July 19, 2011
The NSW government should consider reducing crowding on public transport by restricting non-workers’ concession fare use to off-peak hours, according to a noted transport academic.
University of Sydney’s Chair of Public Transport Corinne Mulley says Sydney’s public transport in the peak is crowded and struggles to provide capacity for all the people who want to use it.
“The NSW government allows those on concessions to travel on all services without facing time restrictions,” Mulley says.
“We should be clear about why non-workers’ concessions are offered and the impact this might have on usage of the public transport system.”
Mulley suggests one argument for public transport non-workers’ concessions is to offer a cheaper price to those who might not otherwise travel.
“This ‘elasticity of demand’ argument is best served by restricting non-workers’ concession fares to off-peak times to even out demand over the day, and allowing concession holders to travel when demand for buses, trains and ferries isn’t at its peak, when others are commuting,” she says.
“Allowing non-workers’ concession ticket holders access to public transport at all times doesn’t offer a disincentive for them to travel at rush hour, when they compete for seats with those paying a higher price.”
Mulley says concession travellers who move from the peak to the off-peak increase capacity for those who have to travel in peak hour.
“On a bus, each extra seat increases capacity by about two per cent,” she says.
Mulley says the practice is common in other countries.
“Free local bus travel for older people in the UK is restricted to after 9.30am and in Singapore concessions for older people are more restrictive, with no travel in either the morning or evening weekday peaks.
She says elsewhere in Australia, such as in Western Australia and South Australia, older people travel for free during the off-peak.
Mulley says crowding on public transport in the peak is a big issue in Sydney
“It takes a long time and considerable funding to put additional capacity in place,” she says.
“We don’t have the evidence to know how much – if at all – non-workers’ concession ticket holders add to crowding on public transport, but capacity and crowding issues have been so much discussed recently the role of concession fares warrants a debate.“

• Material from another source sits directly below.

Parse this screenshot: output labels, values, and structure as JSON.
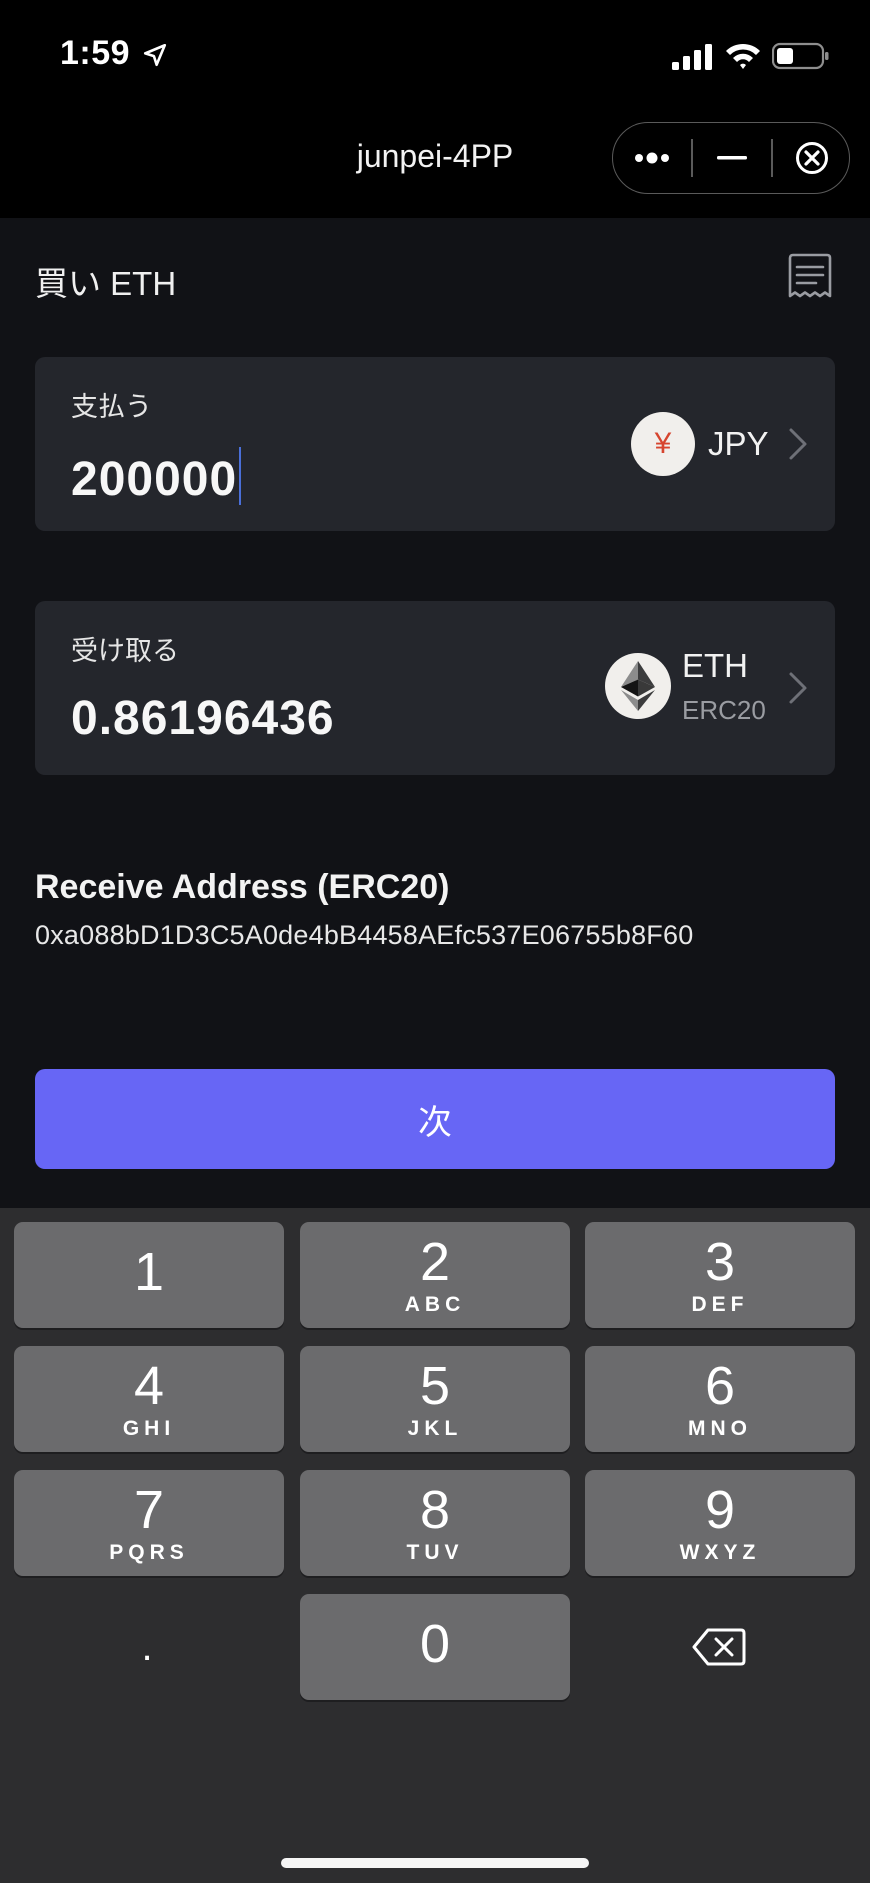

Mulley says the debate would also need to consider the legitimate, social, reasons for discounted concession fares.
“Society must provide accessibility to those on limited incomes, such as the elderly, but this needs to be balanced by an understanding of the costs of providing peak capacity and the impacts of crowding on public transport use.”